through which stream the rays from the tripods. But to the chamber which lies most westwardly of the seven, there are now none of the maskers who venture; for the night is waning away; and there flows a ruddier light through the blood-coloured panes; and the blackness of the sable drapery appals; and to him whose foot falls upon the sable carpet, there comes from the near clock of ebony a muffled peal more solemnly emphatic than any which reaches their ears who indulged in the more remote gaieties of the other apartments.

But these other apartments were densely crowded, and in them beat feverishly the heart of life. And the revel went whirlingly on, until at length there commenced the sounding of midnight upon

The second excerpt represents the element of Fire. It speaks of emotional influences and base passions, and is drawn from Tarzan the Untamed by Edgar Rice Burroughs:

The walls of the corridor consisted of a series of open arch- ways through which, upon either side, other spacious apart- ments were visible. The hallway was entirely unfurnished, but the rooms on either side contained benches and tables. Glimpses of some of the walls revealed the fact that they were covered with hangings of some colored fabric, while upon the floors were thick rugs of barbaric design and the skins of black lions and beautifully marked leopards.

The room directly to the right of the entrance was filled with men wearing the yellow tunics of her new guard while the walls were hung with numerous spears and sabers. At the


Tarzan the Untamed
The third excerpt represents the element of Water. It speaks of pure spiritual influences and feelings of love, and is drawn from Father Goriot by Honore de Balzac:
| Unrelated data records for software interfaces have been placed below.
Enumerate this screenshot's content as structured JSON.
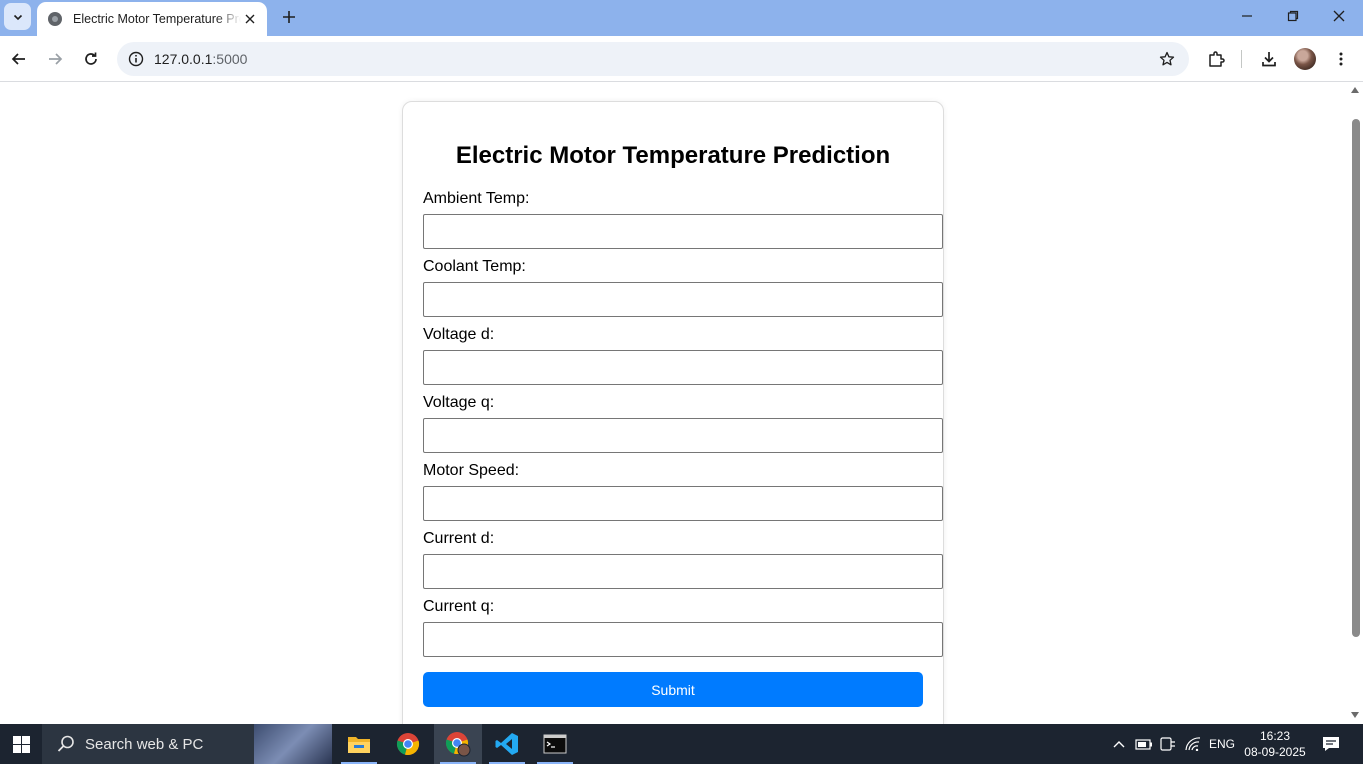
{
  "browser": {
    "tab_title": "Electric Motor Temperature Prediction",
    "url_host": "127.0.0.1",
    "url_port": ":5000"
  },
  "page": {
    "title": "Electric Motor Temperature Prediction",
    "fields": [
      {
        "label": "Ambient Temp:",
        "value": ""
      },
      {
        "label": "Coolant Temp:",
        "value": ""
      },
      {
        "label": "Voltage d:",
        "value": ""
      },
      {
        "label": "Voltage q:",
        "value": ""
      },
      {
        "label": "Motor Speed:",
        "value": ""
      },
      {
        "label": "Current d:",
        "value": ""
      },
      {
        "label": "Current q:",
        "value": ""
      }
    ],
    "submit_label": "Submit",
    "accent_color": "#007bff"
  },
  "taskbar": {
    "search_text": "Search web & PC",
    "language": "ENG",
    "time": "16:23",
    "date": "08-09-2025",
    "apps": [
      "file-explorer-icon",
      "chrome-icon",
      "chrome-profile-icon",
      "vscode-icon",
      "terminal-icon"
    ]
  }
}
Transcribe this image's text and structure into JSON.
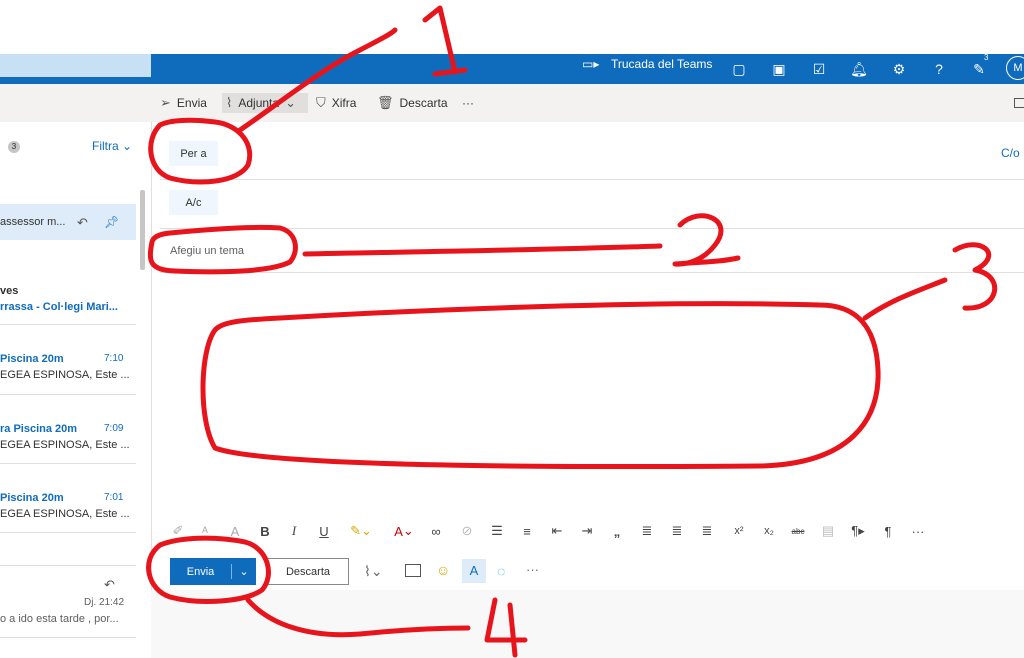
{
  "topbar": {
    "teams_label": "Trucada del Teams",
    "badge_count": "3",
    "avatar_initial": "M",
    "help_icon": "?",
    "icons": [
      "video-icon",
      "chat-icon",
      "office-icon",
      "todo-icon",
      "bell-icon",
      "gear-icon",
      "help-icon",
      "feedback-icon"
    ]
  },
  "toolbar": {
    "send": "Envia",
    "attach": "Adjunta",
    "encrypt": "Xifra",
    "discard": "Descarta",
    "more": "···"
  },
  "left": {
    "count": "3",
    "filter": "Filtra",
    "mails": [
      {
        "line1": "assessor m...",
        "line2": ""
      },
      {
        "line1": "ves",
        "line2": "rrassa - Col·legi Mari..."
      },
      {
        "line1": "Piscina 20m",
        "time": "7:10",
        "line2": "EGEA ESPINOSA, Este ..."
      },
      {
        "line1": "ra Piscina 20m",
        "time": "7:09",
        "line2": "EGEA ESPINOSA, Este ..."
      },
      {
        "line1": "Piscina 20m",
        "time": "7:01",
        "line2": "EGEA ESPINOSA, Este ..."
      },
      {
        "line1": "",
        "time": "Dj. 21:42",
        "line2": "o a ido esta tarde , por..."
      }
    ]
  },
  "compose": {
    "to_label": "Per a",
    "cc_link": "C/o",
    "bcc_label": "A/c",
    "subject_placeholder": "Afegiu un tema",
    "send_label": "Envia",
    "discard_label": "Descarta",
    "more": "···"
  },
  "format_toolbar": [
    "B",
    "I",
    "U",
    "A",
    "x²",
    "x₂",
    "abc",
    "¶",
    "„",
    "···"
  ],
  "annotations": {
    "n1": "1",
    "n2": "2",
    "n3": "3",
    "n4": "4",
    "color": "#e8141c"
  }
}
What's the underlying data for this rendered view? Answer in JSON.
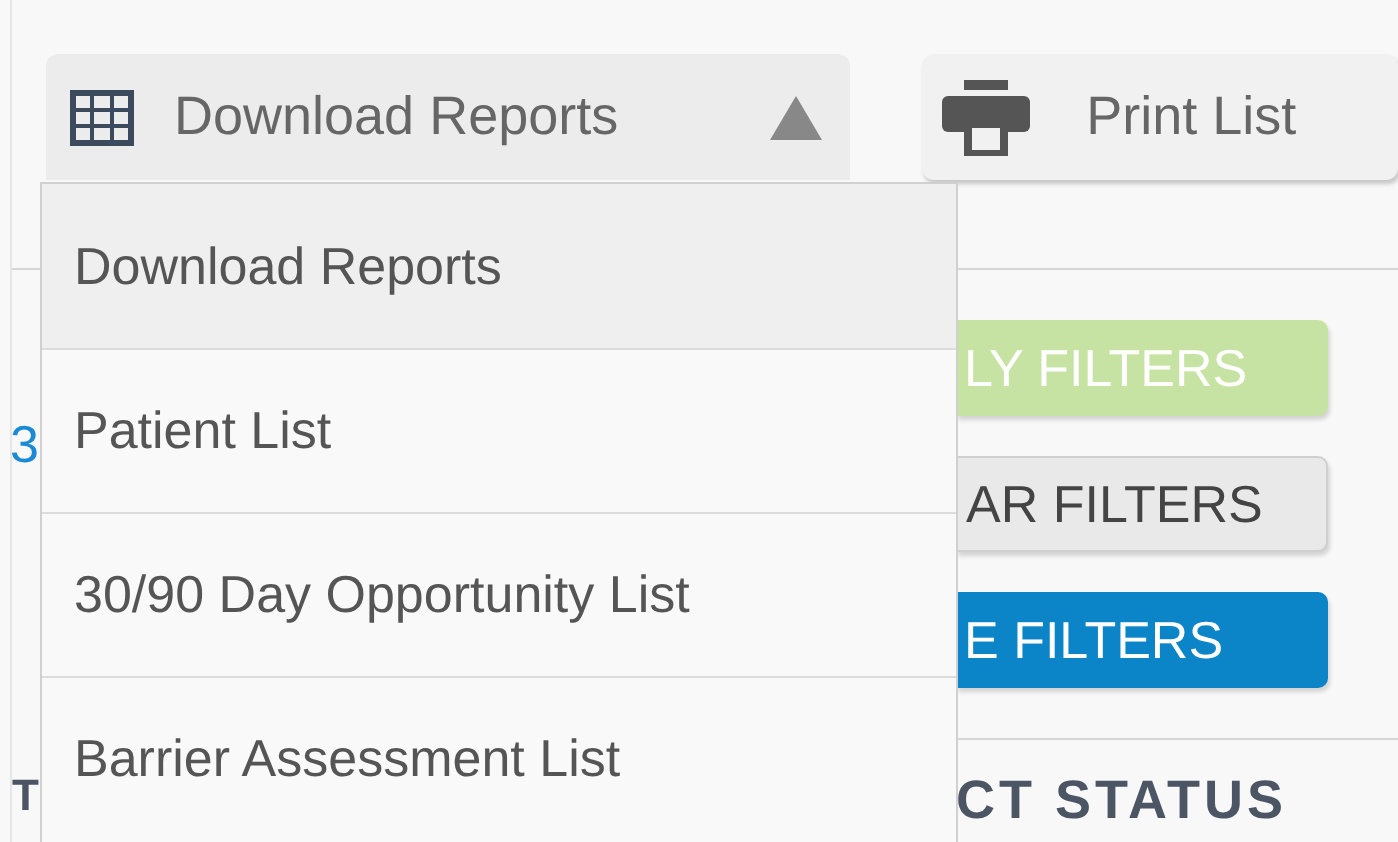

"Four of them!" commented Mme. Vauquer and her plump handmaid. Sylvie saw not a trace of resemblance between this great lady and the girl in her simple morning dress who had entered her kitchen on the occasion of her first visit.

At that time Goriot was paying twelve hundred francs a year to his landlady, and Mme. Vauquer saw nothing out of the common in the fact that a rich man had four or five mistresses; nay, she thought it very knowing of him to pass them off as his daughters. She was not at all inclined to draw a hard-and-fast line, or to take umbrage at his sending for them to the Maison Vauquer; yet, inasmuch as these visits explained her boarder's indifference to


Father Goriot
The fourth excerpt represents the element of Earth. It speaks of physical influences and the impact of the unseen on the visible world, and is drawn from Egmont by Johann Wolfgang Von Goethe:

you!

Egmont Collect your papers. Orange is coming. Dispatch what is most urgent, that the couriers may set forth before the gates are closed. The rest may wait. Leave the Count's letter till to-morrow. Fail not to visit Elvira, and greet her from me. Inform yourself concerning the Regent's health. She cannot be well, though she would fain conceal it.

[Exit Secretary.

[Enter Orange.

Egmont. Welcome, Orange; you appear somewhat disturbed.

Orange. What say you to our conference with the Regent?

Egmont. I found nothing extraordinary in her manner of receiving us. I


Egmont